  • Educating 400 individuals during a webinar on FY 18 funding and the President’s FY 19 budget. We participated in the webinar as part of our leadership role in the Campaign for Housing and Community Development Funding, a national coalition focused on securing maximum resources for housing and community development programs.
  • Submitting comments on HUD’s proposed restructuring and procurement of third-party contract administration services (formerly known as PBCA contracts). LeadingAge’s comments focused on helping owners avoid undue reporting/documentation, ensuring consistency and clarity in procedures and communications, enabling preservation, addressing complex transactions, and facilitating resolution of any conflicts or delays.

Fostering an Intergenerational Culture in Senior Housing

LeadingAge took 2 important steps forward in its ongoing efforts to foster a broader culture of intergenerational interaction and exchange in senior housing communities. We believe, and research has shown, that this kind of interaction can help decrease social isolation among older adults, increase their self-esteem and well-being, and help address ageism in our society. Here’s what we accomplished this month:

  • The LeadingAge LTSS Center @UMass Boston and Generations United released a new report exploring the characteristics, benefits, implementation challenges, and promising practices associated with housing-based intergenerational programs. To learn more about these programs, read Intergenerational Programming in Senior Housing: From Promise to Practice.
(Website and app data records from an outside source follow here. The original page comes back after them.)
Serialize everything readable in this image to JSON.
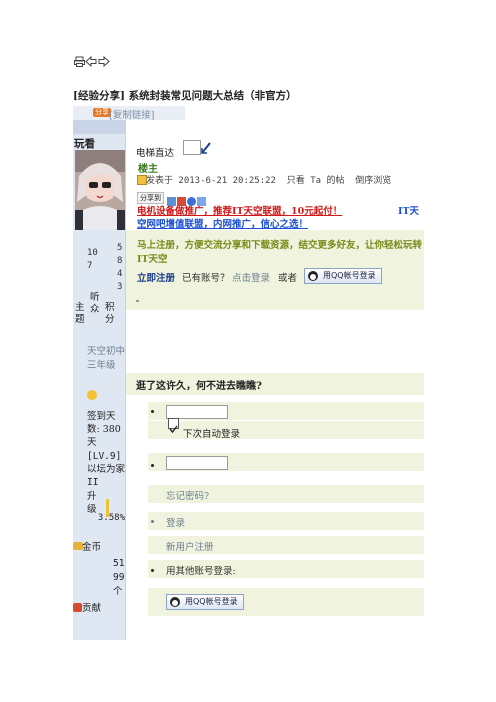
{
  "toolbar": {
    "icons": [
      "print-icon",
      "back-arrow-icon",
      "forward-arrow-icon"
    ]
  },
  "post_title": "[经验分享] 系统封装常见问题大总结（非官方）",
  "copy_bar": {
    "badge": "分享",
    "link": "[复制链接]"
  },
  "author": {
    "name": "玩看",
    "stats": {
      "topics": "10 7",
      "listeners": "5 8 4 3",
      "labels": [
        "主题",
        "听众",
        "积分"
      ]
    },
    "group": "天空初中三年级",
    "checkin": "签到天数: 380 天",
    "level": "[LV.9]以坛为家II",
    "upgrade_label": "升级",
    "upgrade_percent": "3.58%",
    "coins_label": "金币",
    "coins_value": "5199 个",
    "contrib_label": "贡献"
  },
  "post": {
    "elevator_label": "电梯直达",
    "op_label": "楼主",
    "posted_meta": "发表于 2013-6-21 20:25:22  只看 Ta 的帖  倒序浏览",
    "share_label": "分享到"
  },
  "ads": {
    "line1": "电机设备做推广，推荐IT天空联盟，10元起付！",
    "line1_right": "IT天",
    "line2": "空网吧增值联盟，内网推广，信心之选！",
    "line3": "马上注册，方便交流分享和下载资源，结交更多好友，让你轻松玩转IT天空"
  },
  "register_bar": {
    "register": "立即注册",
    "have_account": "已有账号？",
    "login_link": "点击登录",
    "or": "或者",
    "qq_login": "用QQ帐号登录"
  },
  "login_panel": {
    "heading": "逛了这许久，何不进去瞧瞧?",
    "remember": "下次自动登录",
    "forgot": "忘记密码?",
    "login": "登录",
    "register": "新用户注册",
    "other_login": "用其他账号登录:",
    "qq_login": "用QQ帐号登录"
  },
  "colors": {
    "ad_red": "#d01818",
    "ad_blue": "#1b4fd4",
    "green_text": "#7a8a1a",
    "register_blue": "#1a3d8a",
    "muted": "#6a7f8f",
    "sidebar_bg": "#dfe7f2",
    "panel_bg": "#f0f3de"
  }
}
A research snapshot provides a brief overview of the study and its findings.
  • A new grant from the Retirement Research Foundation will allow the LTSS Center and Generations United to develop, test, and disseminate a toolkit designed to help affordable senior housing communities establish new intergenerational programs or improve existing programs. Over the next year, researchers will also be helping national affordable housing providers plan and implement high-quality intergenerational programs that positively impact older adults and members of younger generations.
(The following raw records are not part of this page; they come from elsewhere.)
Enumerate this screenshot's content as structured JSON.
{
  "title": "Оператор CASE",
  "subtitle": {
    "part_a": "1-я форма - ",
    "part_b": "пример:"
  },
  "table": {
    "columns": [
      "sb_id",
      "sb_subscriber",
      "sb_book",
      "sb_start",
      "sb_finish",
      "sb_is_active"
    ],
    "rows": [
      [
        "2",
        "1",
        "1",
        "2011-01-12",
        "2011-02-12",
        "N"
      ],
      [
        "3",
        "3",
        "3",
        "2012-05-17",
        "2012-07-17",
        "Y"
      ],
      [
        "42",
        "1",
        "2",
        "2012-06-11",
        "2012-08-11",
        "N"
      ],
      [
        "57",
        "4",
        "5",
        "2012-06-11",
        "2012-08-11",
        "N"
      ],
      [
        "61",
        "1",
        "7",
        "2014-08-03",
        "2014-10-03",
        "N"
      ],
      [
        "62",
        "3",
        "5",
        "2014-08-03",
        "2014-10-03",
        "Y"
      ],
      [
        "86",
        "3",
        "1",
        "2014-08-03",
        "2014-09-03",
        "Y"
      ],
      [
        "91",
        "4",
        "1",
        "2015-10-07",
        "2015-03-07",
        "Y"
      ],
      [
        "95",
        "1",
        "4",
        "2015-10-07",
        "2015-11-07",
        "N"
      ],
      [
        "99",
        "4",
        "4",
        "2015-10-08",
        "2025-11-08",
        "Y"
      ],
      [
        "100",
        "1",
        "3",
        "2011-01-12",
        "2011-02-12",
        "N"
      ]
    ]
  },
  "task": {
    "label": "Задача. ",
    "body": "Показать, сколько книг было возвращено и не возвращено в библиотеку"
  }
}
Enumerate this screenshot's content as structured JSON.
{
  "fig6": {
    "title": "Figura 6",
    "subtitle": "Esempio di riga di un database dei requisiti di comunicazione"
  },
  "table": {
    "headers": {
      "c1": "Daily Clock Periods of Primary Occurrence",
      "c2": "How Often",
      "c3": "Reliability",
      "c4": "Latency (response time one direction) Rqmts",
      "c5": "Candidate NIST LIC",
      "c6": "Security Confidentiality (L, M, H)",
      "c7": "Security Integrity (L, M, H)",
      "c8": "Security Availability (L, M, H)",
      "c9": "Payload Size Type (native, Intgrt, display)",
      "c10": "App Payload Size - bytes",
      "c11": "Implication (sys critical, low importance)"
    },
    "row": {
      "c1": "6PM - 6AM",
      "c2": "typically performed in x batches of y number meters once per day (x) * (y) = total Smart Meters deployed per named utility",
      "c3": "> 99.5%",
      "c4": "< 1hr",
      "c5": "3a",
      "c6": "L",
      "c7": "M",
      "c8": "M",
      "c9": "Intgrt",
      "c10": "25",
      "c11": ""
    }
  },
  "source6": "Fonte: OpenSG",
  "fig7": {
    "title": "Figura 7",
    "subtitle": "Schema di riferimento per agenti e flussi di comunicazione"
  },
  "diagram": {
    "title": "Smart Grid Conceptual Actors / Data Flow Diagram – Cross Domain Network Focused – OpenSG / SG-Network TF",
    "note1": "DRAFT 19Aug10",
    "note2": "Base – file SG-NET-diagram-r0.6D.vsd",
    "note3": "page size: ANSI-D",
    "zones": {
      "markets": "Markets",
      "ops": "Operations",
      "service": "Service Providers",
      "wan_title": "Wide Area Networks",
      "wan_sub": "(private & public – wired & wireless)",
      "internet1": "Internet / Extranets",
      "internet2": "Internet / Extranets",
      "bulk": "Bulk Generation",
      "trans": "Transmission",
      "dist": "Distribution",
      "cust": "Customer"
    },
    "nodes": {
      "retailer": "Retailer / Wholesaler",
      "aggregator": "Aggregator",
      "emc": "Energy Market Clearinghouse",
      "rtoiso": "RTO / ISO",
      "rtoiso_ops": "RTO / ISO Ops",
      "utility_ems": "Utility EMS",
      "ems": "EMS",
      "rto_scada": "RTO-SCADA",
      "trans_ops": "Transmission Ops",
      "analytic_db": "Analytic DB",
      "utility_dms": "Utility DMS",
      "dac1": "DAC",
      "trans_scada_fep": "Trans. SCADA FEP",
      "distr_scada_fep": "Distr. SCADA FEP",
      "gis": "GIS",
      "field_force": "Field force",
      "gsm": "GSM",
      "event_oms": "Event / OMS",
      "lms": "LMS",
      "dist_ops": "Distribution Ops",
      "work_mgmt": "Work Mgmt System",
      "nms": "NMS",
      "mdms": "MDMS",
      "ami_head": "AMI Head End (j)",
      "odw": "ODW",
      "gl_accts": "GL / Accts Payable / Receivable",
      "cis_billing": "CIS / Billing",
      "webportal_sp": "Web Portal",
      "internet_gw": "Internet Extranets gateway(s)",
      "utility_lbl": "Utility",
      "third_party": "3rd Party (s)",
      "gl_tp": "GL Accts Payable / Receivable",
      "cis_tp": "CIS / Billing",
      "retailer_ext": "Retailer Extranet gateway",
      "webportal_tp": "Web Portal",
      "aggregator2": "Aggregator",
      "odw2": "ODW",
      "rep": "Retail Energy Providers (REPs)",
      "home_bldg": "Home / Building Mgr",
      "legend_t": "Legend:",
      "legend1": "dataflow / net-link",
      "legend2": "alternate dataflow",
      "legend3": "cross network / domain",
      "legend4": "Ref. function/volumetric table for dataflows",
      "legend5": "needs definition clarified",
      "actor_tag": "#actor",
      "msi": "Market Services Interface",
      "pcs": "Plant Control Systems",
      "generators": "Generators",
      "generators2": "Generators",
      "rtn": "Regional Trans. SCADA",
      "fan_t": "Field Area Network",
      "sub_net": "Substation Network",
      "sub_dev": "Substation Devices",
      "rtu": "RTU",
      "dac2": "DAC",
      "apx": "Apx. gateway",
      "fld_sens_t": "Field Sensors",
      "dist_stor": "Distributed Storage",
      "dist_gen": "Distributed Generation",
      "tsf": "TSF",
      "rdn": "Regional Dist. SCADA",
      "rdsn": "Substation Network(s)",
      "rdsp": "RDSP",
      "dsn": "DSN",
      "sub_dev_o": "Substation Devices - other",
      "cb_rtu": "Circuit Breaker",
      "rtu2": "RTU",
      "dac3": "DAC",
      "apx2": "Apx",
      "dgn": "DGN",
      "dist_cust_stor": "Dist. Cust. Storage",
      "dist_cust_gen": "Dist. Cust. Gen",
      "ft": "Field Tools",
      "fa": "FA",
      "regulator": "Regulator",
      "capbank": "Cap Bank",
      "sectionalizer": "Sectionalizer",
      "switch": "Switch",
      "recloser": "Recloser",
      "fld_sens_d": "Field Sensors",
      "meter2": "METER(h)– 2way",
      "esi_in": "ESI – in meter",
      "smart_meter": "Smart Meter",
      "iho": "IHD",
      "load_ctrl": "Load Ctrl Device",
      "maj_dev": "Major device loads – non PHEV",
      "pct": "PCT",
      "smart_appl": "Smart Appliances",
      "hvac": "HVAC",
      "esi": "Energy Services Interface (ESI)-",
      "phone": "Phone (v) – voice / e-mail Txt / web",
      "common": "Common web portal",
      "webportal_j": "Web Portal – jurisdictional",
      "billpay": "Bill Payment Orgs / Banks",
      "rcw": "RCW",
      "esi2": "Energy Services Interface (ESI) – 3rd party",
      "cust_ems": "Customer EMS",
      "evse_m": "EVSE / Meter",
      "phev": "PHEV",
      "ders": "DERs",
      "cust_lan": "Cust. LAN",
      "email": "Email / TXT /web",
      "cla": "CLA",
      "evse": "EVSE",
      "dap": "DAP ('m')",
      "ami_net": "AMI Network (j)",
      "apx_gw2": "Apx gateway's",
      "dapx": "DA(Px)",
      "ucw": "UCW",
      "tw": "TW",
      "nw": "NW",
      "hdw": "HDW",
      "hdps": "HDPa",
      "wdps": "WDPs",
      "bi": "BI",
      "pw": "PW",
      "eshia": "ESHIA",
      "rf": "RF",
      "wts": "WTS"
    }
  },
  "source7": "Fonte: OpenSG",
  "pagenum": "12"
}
Releasing Resources to Help You Do Your Job

If you were looking for resources to help you do your job, you weren’t disappointed during February. Here’s a sampling of the resources we released:

  • The second episode of our Aging Unmasked podcast, in which we explore medical marijuana as a medicine for older adults.
  • A new CAST case study about how Broadmead, a LeadingAge member in Cockeysville, MD, worked with The Asbury Group Integrated Technologies (Asbury-IT) to enhance its compliance with the Health Insurance Portability and Accountability Act of 1996 (HIPAA).
  • Two new episodes of our FutureCAST video series, featuring interviews with John DiMaggio, CEO of BlueOrange Compliance, and David Baker, chief technology officer of Asbury-IT.
  • The latest episode in our Workforce Innovators podcast, which examines promising practices and innovations to meet workforce challenges. This month’s topic is “Building a Healthy Work Environment: Aligning Behavior with Culture.”
  • A new Communications Collaborative, which brings together LeadingAge members who work in communications, social media, and media relations to share and discuss approaches, best practices, opportunities, and insights on message creation, management, and outreach.
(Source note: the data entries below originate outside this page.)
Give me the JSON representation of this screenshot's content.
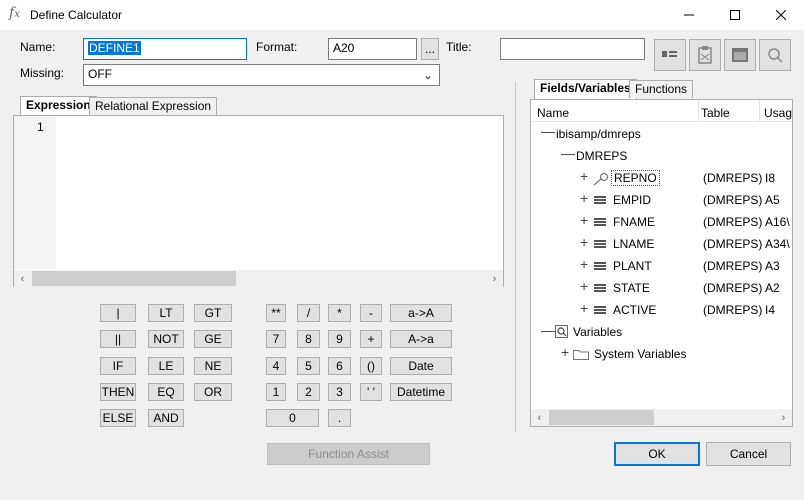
{
  "window": {
    "title": "Define Calculator",
    "icon": "fx-icon"
  },
  "form": {
    "name_label": "Name:",
    "name_value": "DEFINE1",
    "format_label": "Format:",
    "format_value": "A20",
    "format_browse": "...",
    "title_label": "Title:",
    "title_value": "",
    "missing_label": "Missing:",
    "missing_value": "OFF"
  },
  "editor": {
    "tabs": [
      "Expression",
      "Relational Expression"
    ],
    "line_number": "1"
  },
  "keypad": {
    "logical": [
      "|",
      "LT",
      "GT",
      "||",
      "NOT",
      "GE",
      "IF",
      "LE",
      "NE",
      "THEN",
      "EQ",
      "OR",
      "ELSE",
      "AND"
    ],
    "numeric": [
      "**",
      "/",
      "*",
      "-",
      "a->A",
      "7",
      "8",
      "9",
      "+",
      "A->a",
      "4",
      "5",
      "6",
      "()",
      "Date",
      "1",
      "2",
      "3",
      "' '",
      "Datetime",
      "0",
      "."
    ],
    "function_assist": "Function Assist"
  },
  "fields_panel": {
    "tabs": [
      "Fields/Variables",
      "Functions"
    ],
    "columns": [
      "Name",
      "Table",
      "Usag"
    ],
    "root": "ibisamp/dmreps",
    "segment": "DMREPS",
    "fields": [
      {
        "name": "REPNO",
        "table": "(DMREPS)",
        "usage": "I8"
      },
      {
        "name": "EMPID",
        "table": "(DMREPS)",
        "usage": "A5"
      },
      {
        "name": "FNAME",
        "table": "(DMREPS)",
        "usage": "A16\\"
      },
      {
        "name": "LNAME",
        "table": "(DMREPS)",
        "usage": "A34\\"
      },
      {
        "name": "PLANT",
        "table": "(DMREPS)",
        "usage": "A3"
      },
      {
        "name": "STATE",
        "table": "(DMREPS)",
        "usage": "A2"
      },
      {
        "name": "ACTIVE",
        "table": "(DMREPS)",
        "usage": "I4"
      }
    ],
    "variables": "Variables",
    "system_variables": "System Variables"
  },
  "dialog": {
    "ok": "OK",
    "cancel": "Cancel"
  }
}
Honoring LeadingAge Members

The nominations process for the LeadingAge Annual Awards opened this month. The awards honor LeadingAge member organizations and individuals that embody excellence in nonprofit aging services; make outstanding contributions to our field; and represent models of leadership, quality, and innovation. Use our online form to submit your nomination. Deadline is April 30.